Using empirical evidence from Portugal, a geopolitically important point of intersection within Europe and between Global South and Global North, the book examines consequences of the apparent end of mobility expansionism, developing a refreshing theoretical concept of ‘immobility turn.’
Focusing on the tourist industry, universities hosting international students and migration agencies, the book offers invaluable insights about how the pandemic affected institutions and individuals’ lives, informing policy-making processes on a global level.
Evan Easton-Calabria’s critical history of refugee self-reliance assistance brings new dimensions to refugee and international development studies.
The promotion of refugee self-reliance is evident today, yet its history remains largely unexplored, with good practices and longstanding issues often missed. Through archival and contemporary evidence, this book documents a century of little-known efforts to foster refugee self-reliance, including the economic, political, and social motives driving this assistance.
With five case studies from Greece, Tanzania, Pakistan, Uganda, and Egypt, the book tracks refugee self-reliance as a malleable concept used to pursue ulterior interests.

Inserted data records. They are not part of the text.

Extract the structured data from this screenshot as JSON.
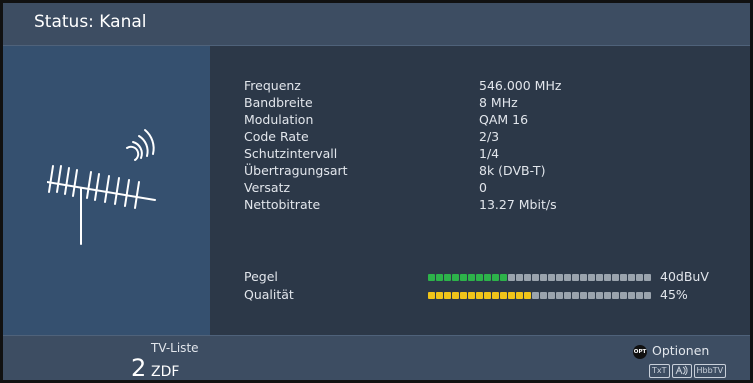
{
  "header": {
    "title": "Status: Kanal"
  },
  "icons": {
    "antenna": "antenna-signal-icon",
    "options_button": "opt-button-icon"
  },
  "info": [
    {
      "label": "Frequenz",
      "value": "546.000 MHz"
    },
    {
      "label": "Bandbreite",
      "value": "8 MHz"
    },
    {
      "label": "Modulation",
      "value": "QAM 16"
    },
    {
      "label": "Code Rate",
      "value": "2/3"
    },
    {
      "label": "Schutzintervall",
      "value": "1/4"
    },
    {
      "label": "Übertragungsart",
      "value": "8k (DVB-T)"
    },
    {
      "label": "Versatz",
      "value": "0"
    },
    {
      "label": "Nettobitrate",
      "value": "13.27 Mbit/s"
    }
  ],
  "meters": [
    {
      "label": "Pegel",
      "value_text": "40dBuV",
      "level": 0.36,
      "color": "#2db34a"
    },
    {
      "label": "Qualität",
      "value_text": "45%",
      "level": 0.45,
      "color": "#f0c419"
    }
  ],
  "footer": {
    "list_label": "TV-Liste",
    "channel_number": "2",
    "channel_name": "ZDF",
    "options_key": "OPT",
    "options_label": "Optionen",
    "badges": [
      "TxT",
      "HbbTV"
    ]
  }
}
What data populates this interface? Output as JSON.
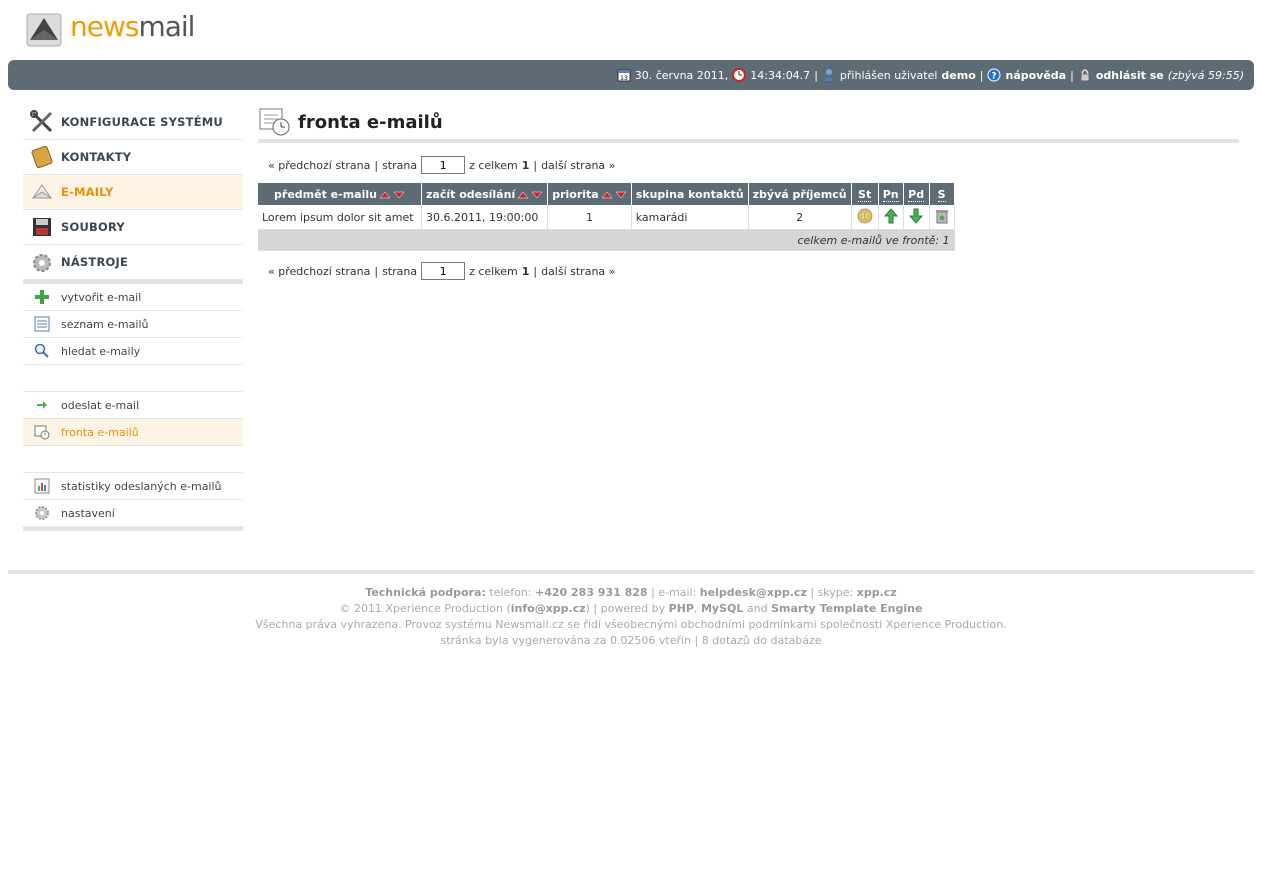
{
  "logo": {
    "brand_a": "news",
    "brand_b": "mail"
  },
  "topbar": {
    "date": "30. června 2011,",
    "time": "14:34:04.7",
    "sep": "|",
    "logged_label": "přihlášen uživatel",
    "user": "demo",
    "help": "nápověda",
    "logout": "odhlásit se",
    "remaining": "(zbývá 59:55)"
  },
  "sidebar": {
    "main": [
      {
        "label": "KONFIGURACE SYSTÉMU",
        "icon": "tools-icon"
      },
      {
        "label": "KONTAKTY",
        "icon": "address-book-icon"
      },
      {
        "label": "E-MAILY",
        "icon": "envelope-icon"
      },
      {
        "label": "SOUBORY",
        "icon": "floppy-icon"
      },
      {
        "label": "NÁSTROJE",
        "icon": "gears-icon"
      }
    ],
    "sub1": [
      {
        "label": "vytvořit e-mail",
        "icon": "plus-icon"
      },
      {
        "label": "seznam e-mailů",
        "icon": "list-icon"
      },
      {
        "label": "hledat e-maily",
        "icon": "search-icon"
      }
    ],
    "sub2": [
      {
        "label": "odeslat e-mail",
        "icon": "arrow-right-icon"
      },
      {
        "label": "fronta e-mailů",
        "icon": "queue-icon"
      }
    ],
    "sub3": [
      {
        "label": "statistiky odeslaných e-mailů",
        "icon": "stats-icon"
      },
      {
        "label": "nastavení",
        "icon": "gear-icon"
      }
    ]
  },
  "page": {
    "title": "fronta e-mailů"
  },
  "pager": {
    "prev": "« předchozí strana",
    "sep": "|",
    "page_label": "strana",
    "page_value": "1",
    "total_prefix": "z celkem",
    "total": "1",
    "next": "další strana »"
  },
  "table": {
    "headers": [
      "předmět e-mailu",
      "začít odesílání",
      "priorita",
      "skupina kontaktů",
      "zbývá příjemců",
      "St",
      "Pn",
      "Pd",
      "S"
    ],
    "rows": [
      {
        "subject": "Lorem ipsum dolor sit amet",
        "start": "30.6.2011, 19:00:00",
        "priority": "1",
        "group": "kamarádi",
        "remaining": "2"
      }
    ],
    "footer": "celkem e-mailů ve frontě: 1"
  },
  "footer": {
    "line1_label": "Technická podpora:",
    "line1_phone_label": "telefon:",
    "line1_phone": "+420 283 931 828",
    "line1_email_label": "| e-mail:",
    "line1_email": "helpdesk@xpp.cz",
    "line1_skype_label": "| skype:",
    "line1_skype": "xpp.cz",
    "line2_a": "© 2011 Xperience Production (",
    "line2_email": "info@xpp.cz",
    "line2_b": ") | powered by",
    "line2_php": "PHP",
    "line2_comma": ",",
    "line2_mysql": "MySQL",
    "line2_and": "and",
    "line2_smarty": "Smarty Template Engine",
    "line3": "Všechna práva vyhrazena. Provoz systému Newsmail.cz se řídí všeobecnými obchodními podmínkami společnosti Xperience Production.",
    "line4": "stránka byla vygenerována za 0.02506 vteřin | 8 dotazů do databáze"
  },
  "colors": {
    "bar": "#5d6b74",
    "accent": "#e8900c",
    "active_bg": "#fdf4e6"
  }
}
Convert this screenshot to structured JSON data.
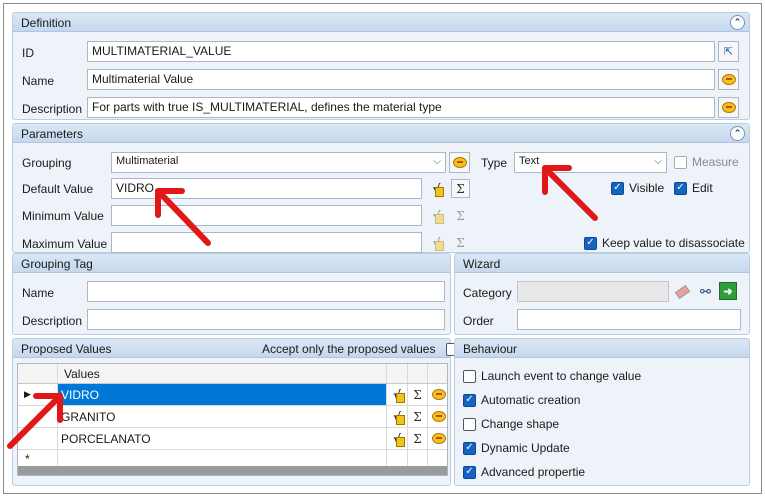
{
  "definition": {
    "title": "Definition",
    "id_label": "ID",
    "id_value": "MULTIMATERIAL_VALUE",
    "name_label": "Name",
    "name_value": "Multimaterial Value",
    "description_label": "Description",
    "description_value": "For parts with true IS_MULTIMATERIAL, defines the material type"
  },
  "parameters": {
    "title": "Parameters",
    "grouping_label": "Grouping",
    "grouping_value": "Multimaterial",
    "type_label": "Type",
    "type_value": "Text",
    "measure_label": "Measure",
    "default_label": "Default Value",
    "default_value": "VIDRO",
    "min_label": "Minimum Value",
    "max_label": "Maximum Value",
    "visible_label": "Visible",
    "edit_label": "Edit",
    "keep_label": "Keep value to disassociate",
    "sigma": "Σ"
  },
  "grouping_tag": {
    "title": "Grouping Tag",
    "name_label": "Name",
    "description_label": "Description"
  },
  "wizard": {
    "title": "Wizard",
    "category_label": "Category",
    "order_label": "Order"
  },
  "proposed": {
    "title": "Proposed Values",
    "accept_label": "Accept only the proposed values",
    "column_header": "Values",
    "rows": [
      "VIDRO",
      "GRANITO",
      "PORCELANATO"
    ],
    "new_row_marker": "*",
    "sigma": "Σ"
  },
  "behaviour": {
    "title": "Behaviour",
    "items": [
      {
        "label": "Launch event to change value",
        "checked": false
      },
      {
        "label": "Automatic creation",
        "checked": true
      },
      {
        "label": "Change shape",
        "checked": false
      },
      {
        "label": "Dynamic Update",
        "checked": true
      },
      {
        "label": "Advanced propertie",
        "checked": true
      }
    ]
  },
  "colors": {
    "accent": "#0078d7",
    "annotation_arrow": "#e01818",
    "group_background": "#eef3f9"
  }
}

It reshapes understandings of refugee self-reliance and delivers important messages for contemporary policymaking.
due to disability, lack of assets, or other life circumstances illustrates that the right to work must be accompanied by the right not to work. This focus necessitates a decriminalizing of such situations, in part through a broader discursive shift that recognizes that vulnerability is not a problem to be fixed through self-reliance, and that resilience and vulnerability indeed often exist alongside each other. 23 Practically, taking the right not to work seriously means in practice ongoing commitments to incorporate refugees into national social protection
to disability, discrimination, or other circumstances, will likely never be able to be financially independent, 72 this is rarely broached in documents at the time. The concept of refugee self-reliance has also remained explicitly linked to aid reduction, as we saw in the case of Afghan refugees toward the end of the Cold War. In the 2011 UNHCR operational guidelines, for instance, staff were reminded that any cash or food assistance should ‘be short-term and conditional and gradually lead to self-reliance activities’. 73 Ensconced in this rhetoric is an

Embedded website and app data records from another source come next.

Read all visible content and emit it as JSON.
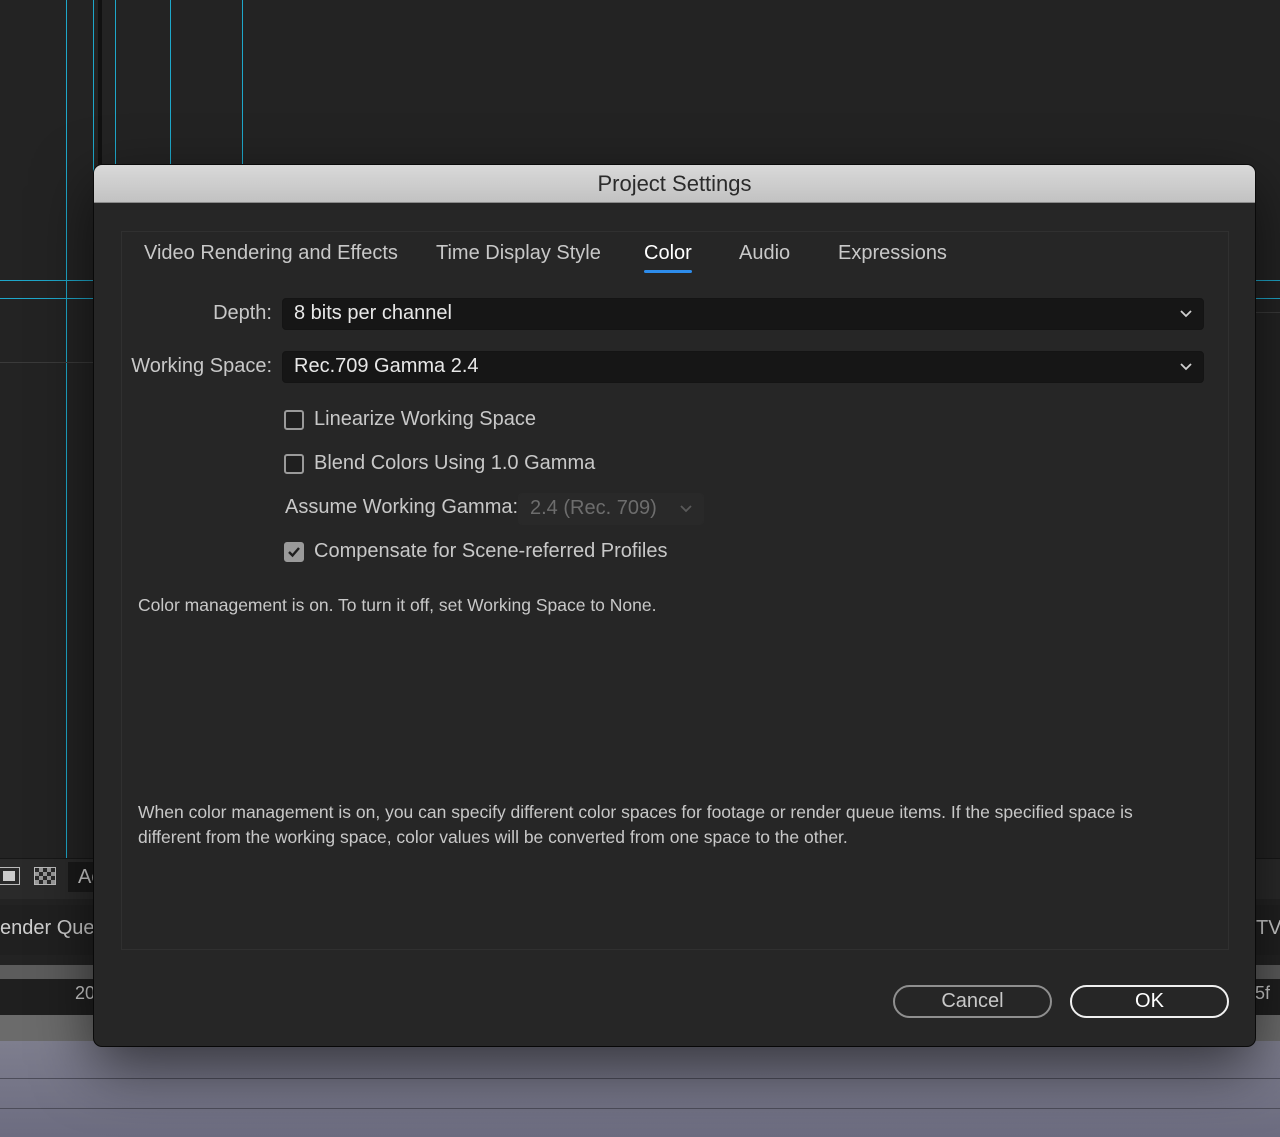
{
  "background": {
    "toolbar_text": "Ac",
    "tab_text": "ender Queu",
    "right_tab_text": "TV-",
    "ruler_left": "20",
    "ruler_right": "5f"
  },
  "dialog": {
    "title": "Project Settings",
    "tabs": [
      {
        "label": "Video Rendering and Effects",
        "active": false
      },
      {
        "label": "Time Display Style",
        "active": false
      },
      {
        "label": "Color",
        "active": true
      },
      {
        "label": "Audio",
        "active": false
      },
      {
        "label": "Expressions",
        "active": false
      }
    ],
    "depth": {
      "label": "Depth:",
      "value": "8 bits per channel"
    },
    "working_space": {
      "label": "Working Space:",
      "value": "Rec.709 Gamma 2.4"
    },
    "checkboxes": [
      {
        "label": "Linearize Working Space",
        "checked": false
      },
      {
        "label": "Blend Colors Using 1.0 Gamma",
        "checked": false
      }
    ],
    "assume_gamma": {
      "label": "Assume Working Gamma:",
      "value": "2.4 (Rec. 709)",
      "enabled": false
    },
    "compensate": {
      "label": "Compensate for Scene-referred Profiles",
      "checked": true
    },
    "status_text": "Color management is on. To turn it off, set Working Space to None.",
    "help_text_line1": "When color management is on, you can specify different color spaces for footage or render queue items. If the specified space is",
    "help_text_line2": "different from the working space, color values will be converted from one space to the other.",
    "buttons": {
      "cancel": "Cancel",
      "ok": "OK"
    }
  },
  "colors": {
    "accent": "#2d8ceb",
    "guide_lines": "#1ea7c9",
    "dialog_bg": "#262626",
    "titlebar": "#cfcfcf"
  }
}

for a variety of community perspectives to feed into decision making, with an emphasis on the participation of groups that are vulnerable to both climate impacts and to the impacts of climate policies themselves. This will require, as a minimum, vulnerability, and risk assessments to be conducted for communities across the city to assess the projected impacts, feeding in the lived experiences of individuals from these groups. Civil society groups in Bristol, including the Black and Green Ambassadors and the Bristol Disability Equality Forum, are already working to

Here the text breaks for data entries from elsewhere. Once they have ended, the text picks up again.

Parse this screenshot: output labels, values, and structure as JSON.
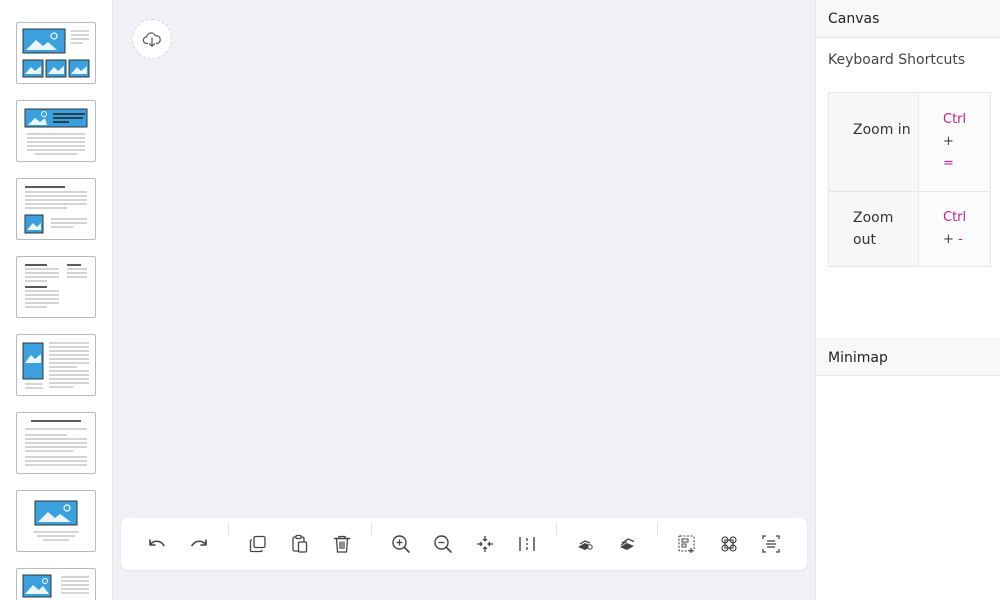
{
  "right_panel": {
    "canvas_title": "Canvas",
    "shortcuts_title": "Keyboard Shortcuts",
    "shortcuts": [
      {
        "name": "Zoom in",
        "key_mod": "Ctrl",
        "key_plus": "+",
        "key_main": "="
      },
      {
        "name": "Zoom out",
        "key_mod": "Ctrl",
        "key_plus": "+",
        "key_main": "-"
      }
    ],
    "minimap_title": "Minimap"
  },
  "sidebar": {
    "templates": [
      {
        "id": "template-image-grid"
      },
      {
        "id": "template-image-text-header"
      },
      {
        "id": "template-text-image"
      },
      {
        "id": "template-two-column-text"
      },
      {
        "id": "template-image-left-text"
      },
      {
        "id": "template-text-only"
      },
      {
        "id": "template-centered-image"
      },
      {
        "id": "template-image-text-bottom"
      }
    ]
  },
  "toolbar": {
    "icons": [
      "undo-icon",
      "redo-icon",
      "copy-icon",
      "paste-icon",
      "delete-icon",
      "zoom-in-icon",
      "zoom-out-icon",
      "fit-view-icon",
      "align-icon",
      "lock-icon",
      "unlock-icon",
      "group-icon",
      "ungroup-icon",
      "select-all-icon"
    ]
  },
  "colors": {
    "accent_blue": "#3aa0de",
    "shortcut_key": "#c0208a",
    "canvas_bg": "#f0f1f6"
  }
}
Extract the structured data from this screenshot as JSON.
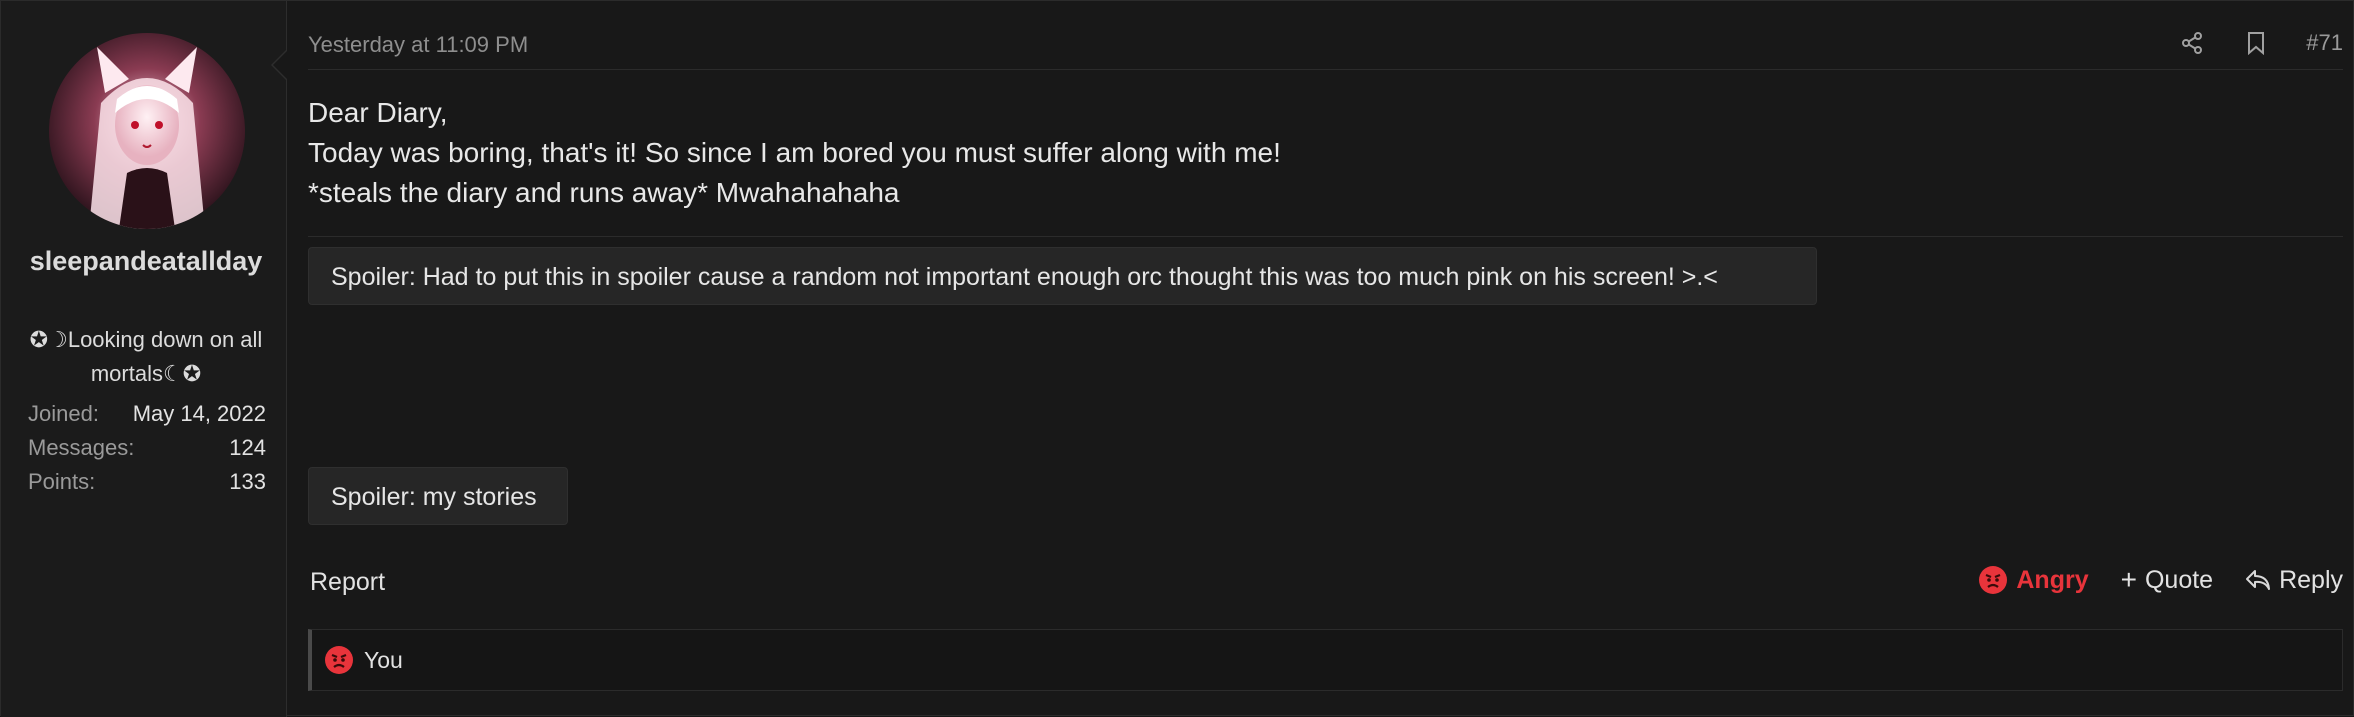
{
  "user": {
    "username": "sleepandeatallday",
    "title": "✪☽Looking down on all mortals☾✪",
    "stats": [
      {
        "label": "Joined:",
        "value": "May 14, 2022"
      },
      {
        "label": "Messages:",
        "value": "124"
      },
      {
        "label": "Points:",
        "value": "133"
      }
    ]
  },
  "post": {
    "timestamp": "Yesterday at 11:09 PM",
    "number": "#71",
    "lines": [
      "Dear Diary,",
      "Today was boring, that's it! So since I am bored you must suffer along with me!",
      "*steals the diary and runs away* Mwahahahaha"
    ],
    "spoilers": [
      "Spoiler: Had to put this in spoiler cause a random not important enough orc thought this was too much pink on his screen! >.<",
      "Spoiler: my stories"
    ]
  },
  "footer": {
    "report": "Report",
    "reaction": "Angry",
    "quote": "Quote",
    "reply": "Reply"
  },
  "reactions": {
    "summary": "You"
  },
  "colors": {
    "angry": "#e8343b",
    "background": "#181818"
  }
}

, Cambridge : Open Book Publishers . Lankester , E.R. ( 1880 ) Degeneration: A Chapter in Darwinism , London : Macmillan . Marttinen , T.L. ( 2022 ) Eugenics, admixture, and multiculturalism in Twentieth-century northern Sweden: contesting disability and Sámi genocide , Journal of Critical Mixed Race Studies , 1 ( 2 ): 233 – 61 . doi: 10.5070/C81258341 McLaren , A. ( 1990 ) Our Own Master Race: Eugenics in Canada, 1885–1945 , Oxford : Oxford University Press . Merivirta , R. , Koivunen , L. and Särkkä , T. (eds) ( 2021 ) Finnish Colonial